> **Description of the task**
In the data below, find every line with the word "watermark" and copy it.

> **Task material**
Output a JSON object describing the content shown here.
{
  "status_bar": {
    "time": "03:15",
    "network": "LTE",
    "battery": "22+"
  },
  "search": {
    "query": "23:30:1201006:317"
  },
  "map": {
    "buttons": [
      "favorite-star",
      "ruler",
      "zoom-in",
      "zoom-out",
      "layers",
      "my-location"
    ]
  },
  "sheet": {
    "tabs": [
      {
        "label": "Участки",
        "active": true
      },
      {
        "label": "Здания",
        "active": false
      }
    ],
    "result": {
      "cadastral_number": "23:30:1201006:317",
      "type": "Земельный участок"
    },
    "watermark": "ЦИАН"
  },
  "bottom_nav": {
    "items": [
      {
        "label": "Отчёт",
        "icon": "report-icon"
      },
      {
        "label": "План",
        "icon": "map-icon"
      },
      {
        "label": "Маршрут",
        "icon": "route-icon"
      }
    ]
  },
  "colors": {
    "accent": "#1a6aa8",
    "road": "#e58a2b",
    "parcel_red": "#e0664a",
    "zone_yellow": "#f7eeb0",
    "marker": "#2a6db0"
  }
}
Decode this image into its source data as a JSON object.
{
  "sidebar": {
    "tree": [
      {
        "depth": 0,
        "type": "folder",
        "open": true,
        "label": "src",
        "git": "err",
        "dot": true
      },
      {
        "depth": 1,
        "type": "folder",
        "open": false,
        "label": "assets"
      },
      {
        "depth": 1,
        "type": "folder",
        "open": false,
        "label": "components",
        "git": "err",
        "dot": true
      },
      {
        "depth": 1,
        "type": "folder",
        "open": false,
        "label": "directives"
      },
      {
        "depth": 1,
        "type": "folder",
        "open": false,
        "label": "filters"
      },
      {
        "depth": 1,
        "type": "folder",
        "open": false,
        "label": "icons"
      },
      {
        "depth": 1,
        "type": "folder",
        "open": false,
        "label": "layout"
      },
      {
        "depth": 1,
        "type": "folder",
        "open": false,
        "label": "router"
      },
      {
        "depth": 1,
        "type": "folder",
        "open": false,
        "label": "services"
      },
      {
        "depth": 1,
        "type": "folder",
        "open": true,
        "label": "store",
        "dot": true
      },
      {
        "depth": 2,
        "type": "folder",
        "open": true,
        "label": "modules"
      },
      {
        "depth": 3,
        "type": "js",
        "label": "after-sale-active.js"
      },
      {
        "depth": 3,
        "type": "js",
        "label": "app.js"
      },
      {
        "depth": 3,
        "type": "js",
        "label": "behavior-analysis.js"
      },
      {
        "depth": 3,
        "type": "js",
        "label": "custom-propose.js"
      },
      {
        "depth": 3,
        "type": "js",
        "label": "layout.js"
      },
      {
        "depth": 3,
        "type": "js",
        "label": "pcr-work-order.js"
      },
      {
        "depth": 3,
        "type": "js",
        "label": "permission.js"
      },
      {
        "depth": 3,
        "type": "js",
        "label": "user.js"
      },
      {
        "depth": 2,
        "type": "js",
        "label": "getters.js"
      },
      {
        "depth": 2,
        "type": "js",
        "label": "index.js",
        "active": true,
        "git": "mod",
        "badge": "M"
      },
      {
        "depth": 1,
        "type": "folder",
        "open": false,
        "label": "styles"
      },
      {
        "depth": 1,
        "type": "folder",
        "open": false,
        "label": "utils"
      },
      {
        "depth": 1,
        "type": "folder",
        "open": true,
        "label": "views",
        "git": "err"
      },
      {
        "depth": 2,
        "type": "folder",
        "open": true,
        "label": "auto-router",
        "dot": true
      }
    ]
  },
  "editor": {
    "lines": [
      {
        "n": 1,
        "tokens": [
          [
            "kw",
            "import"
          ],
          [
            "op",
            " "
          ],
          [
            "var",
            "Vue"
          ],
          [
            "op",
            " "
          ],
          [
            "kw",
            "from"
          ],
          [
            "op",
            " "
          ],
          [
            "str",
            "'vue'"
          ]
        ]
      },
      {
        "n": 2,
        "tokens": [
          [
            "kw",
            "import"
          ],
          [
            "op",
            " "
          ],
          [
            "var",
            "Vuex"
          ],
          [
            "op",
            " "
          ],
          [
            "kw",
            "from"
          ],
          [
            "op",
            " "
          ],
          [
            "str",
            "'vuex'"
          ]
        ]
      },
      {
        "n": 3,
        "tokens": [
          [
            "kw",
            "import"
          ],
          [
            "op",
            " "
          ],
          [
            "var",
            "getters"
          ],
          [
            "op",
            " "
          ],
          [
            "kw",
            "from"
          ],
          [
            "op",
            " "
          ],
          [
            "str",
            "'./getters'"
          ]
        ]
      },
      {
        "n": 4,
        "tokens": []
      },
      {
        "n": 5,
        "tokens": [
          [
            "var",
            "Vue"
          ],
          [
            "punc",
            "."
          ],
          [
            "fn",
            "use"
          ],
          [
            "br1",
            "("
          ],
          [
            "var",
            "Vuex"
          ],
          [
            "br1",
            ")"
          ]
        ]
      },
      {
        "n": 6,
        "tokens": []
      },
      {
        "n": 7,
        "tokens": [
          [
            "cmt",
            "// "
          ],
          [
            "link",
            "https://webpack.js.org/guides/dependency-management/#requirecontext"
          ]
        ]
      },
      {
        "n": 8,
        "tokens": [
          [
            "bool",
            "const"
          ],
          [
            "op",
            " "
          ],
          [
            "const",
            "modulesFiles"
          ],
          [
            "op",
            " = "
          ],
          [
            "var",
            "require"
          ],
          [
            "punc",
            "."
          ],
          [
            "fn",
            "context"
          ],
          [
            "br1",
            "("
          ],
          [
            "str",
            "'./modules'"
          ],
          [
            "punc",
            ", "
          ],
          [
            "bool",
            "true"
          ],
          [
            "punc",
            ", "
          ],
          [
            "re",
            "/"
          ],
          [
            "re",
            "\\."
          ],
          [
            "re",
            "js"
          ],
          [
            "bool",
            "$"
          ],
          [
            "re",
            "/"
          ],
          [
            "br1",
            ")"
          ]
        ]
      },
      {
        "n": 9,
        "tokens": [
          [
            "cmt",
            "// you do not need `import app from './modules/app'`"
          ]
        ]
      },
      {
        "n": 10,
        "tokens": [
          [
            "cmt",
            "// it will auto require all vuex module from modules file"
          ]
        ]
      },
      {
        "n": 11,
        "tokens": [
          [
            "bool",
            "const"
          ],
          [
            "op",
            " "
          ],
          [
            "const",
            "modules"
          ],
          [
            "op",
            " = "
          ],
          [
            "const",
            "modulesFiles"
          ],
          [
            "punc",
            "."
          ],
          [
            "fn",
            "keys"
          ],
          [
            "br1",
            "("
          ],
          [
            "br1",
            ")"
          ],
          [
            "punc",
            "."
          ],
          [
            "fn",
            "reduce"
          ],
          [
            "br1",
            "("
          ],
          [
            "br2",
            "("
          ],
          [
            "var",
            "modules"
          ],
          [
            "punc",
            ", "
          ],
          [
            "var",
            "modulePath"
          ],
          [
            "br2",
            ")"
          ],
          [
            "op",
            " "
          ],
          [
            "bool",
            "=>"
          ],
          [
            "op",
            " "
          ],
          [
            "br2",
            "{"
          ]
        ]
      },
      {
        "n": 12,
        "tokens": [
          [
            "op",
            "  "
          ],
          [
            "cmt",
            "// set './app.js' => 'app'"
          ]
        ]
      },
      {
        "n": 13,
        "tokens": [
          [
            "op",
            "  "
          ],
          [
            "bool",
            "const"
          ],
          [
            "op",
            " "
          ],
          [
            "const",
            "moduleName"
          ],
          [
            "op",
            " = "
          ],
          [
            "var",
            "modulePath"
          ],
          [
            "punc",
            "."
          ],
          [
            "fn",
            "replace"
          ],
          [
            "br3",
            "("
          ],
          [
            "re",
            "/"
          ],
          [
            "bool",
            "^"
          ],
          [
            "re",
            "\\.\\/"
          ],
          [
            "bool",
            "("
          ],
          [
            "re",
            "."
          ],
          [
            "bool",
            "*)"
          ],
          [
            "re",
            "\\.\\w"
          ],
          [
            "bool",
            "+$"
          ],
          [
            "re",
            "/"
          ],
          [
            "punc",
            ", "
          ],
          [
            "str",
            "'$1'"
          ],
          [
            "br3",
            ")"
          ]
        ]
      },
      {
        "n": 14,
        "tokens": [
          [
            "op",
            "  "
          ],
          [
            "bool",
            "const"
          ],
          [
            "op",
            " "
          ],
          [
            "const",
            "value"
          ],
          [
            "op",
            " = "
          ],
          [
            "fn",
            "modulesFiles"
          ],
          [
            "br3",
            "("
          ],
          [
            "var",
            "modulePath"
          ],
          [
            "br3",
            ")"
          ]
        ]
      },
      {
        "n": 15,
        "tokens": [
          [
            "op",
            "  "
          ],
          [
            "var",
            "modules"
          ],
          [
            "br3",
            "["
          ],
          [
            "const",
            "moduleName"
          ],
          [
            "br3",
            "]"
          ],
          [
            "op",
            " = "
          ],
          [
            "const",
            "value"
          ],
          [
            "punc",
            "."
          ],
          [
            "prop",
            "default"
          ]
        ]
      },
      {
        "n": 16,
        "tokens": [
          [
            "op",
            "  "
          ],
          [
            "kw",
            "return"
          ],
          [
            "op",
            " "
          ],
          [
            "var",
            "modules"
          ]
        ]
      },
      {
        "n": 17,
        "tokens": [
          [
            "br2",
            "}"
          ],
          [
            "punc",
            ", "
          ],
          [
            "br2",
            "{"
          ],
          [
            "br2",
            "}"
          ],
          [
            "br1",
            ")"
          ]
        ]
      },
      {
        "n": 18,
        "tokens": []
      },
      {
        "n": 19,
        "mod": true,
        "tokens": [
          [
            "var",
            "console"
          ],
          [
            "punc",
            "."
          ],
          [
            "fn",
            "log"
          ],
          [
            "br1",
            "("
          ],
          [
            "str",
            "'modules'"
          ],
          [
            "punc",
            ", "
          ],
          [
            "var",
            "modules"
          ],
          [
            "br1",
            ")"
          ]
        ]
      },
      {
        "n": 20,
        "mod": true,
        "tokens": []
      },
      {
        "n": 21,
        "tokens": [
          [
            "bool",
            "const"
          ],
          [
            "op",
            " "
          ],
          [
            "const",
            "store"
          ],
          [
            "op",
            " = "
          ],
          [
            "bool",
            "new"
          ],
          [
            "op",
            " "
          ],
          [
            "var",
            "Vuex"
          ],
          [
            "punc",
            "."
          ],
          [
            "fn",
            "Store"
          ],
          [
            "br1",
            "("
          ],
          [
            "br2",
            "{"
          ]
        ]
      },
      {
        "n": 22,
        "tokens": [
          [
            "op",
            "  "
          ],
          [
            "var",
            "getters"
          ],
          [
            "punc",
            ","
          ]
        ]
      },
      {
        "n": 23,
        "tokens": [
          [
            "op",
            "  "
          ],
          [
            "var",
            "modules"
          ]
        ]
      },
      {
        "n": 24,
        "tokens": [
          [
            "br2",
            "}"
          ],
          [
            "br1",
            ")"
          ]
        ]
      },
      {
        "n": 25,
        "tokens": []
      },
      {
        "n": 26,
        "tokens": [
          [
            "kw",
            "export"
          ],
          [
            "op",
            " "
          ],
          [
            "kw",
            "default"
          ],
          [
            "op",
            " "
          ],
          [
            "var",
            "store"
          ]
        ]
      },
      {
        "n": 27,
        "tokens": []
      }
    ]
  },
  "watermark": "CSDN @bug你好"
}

> **Answer to the problem**
    "watermark": "ЦИАН"
  "watermark": "CSDN @bug你好"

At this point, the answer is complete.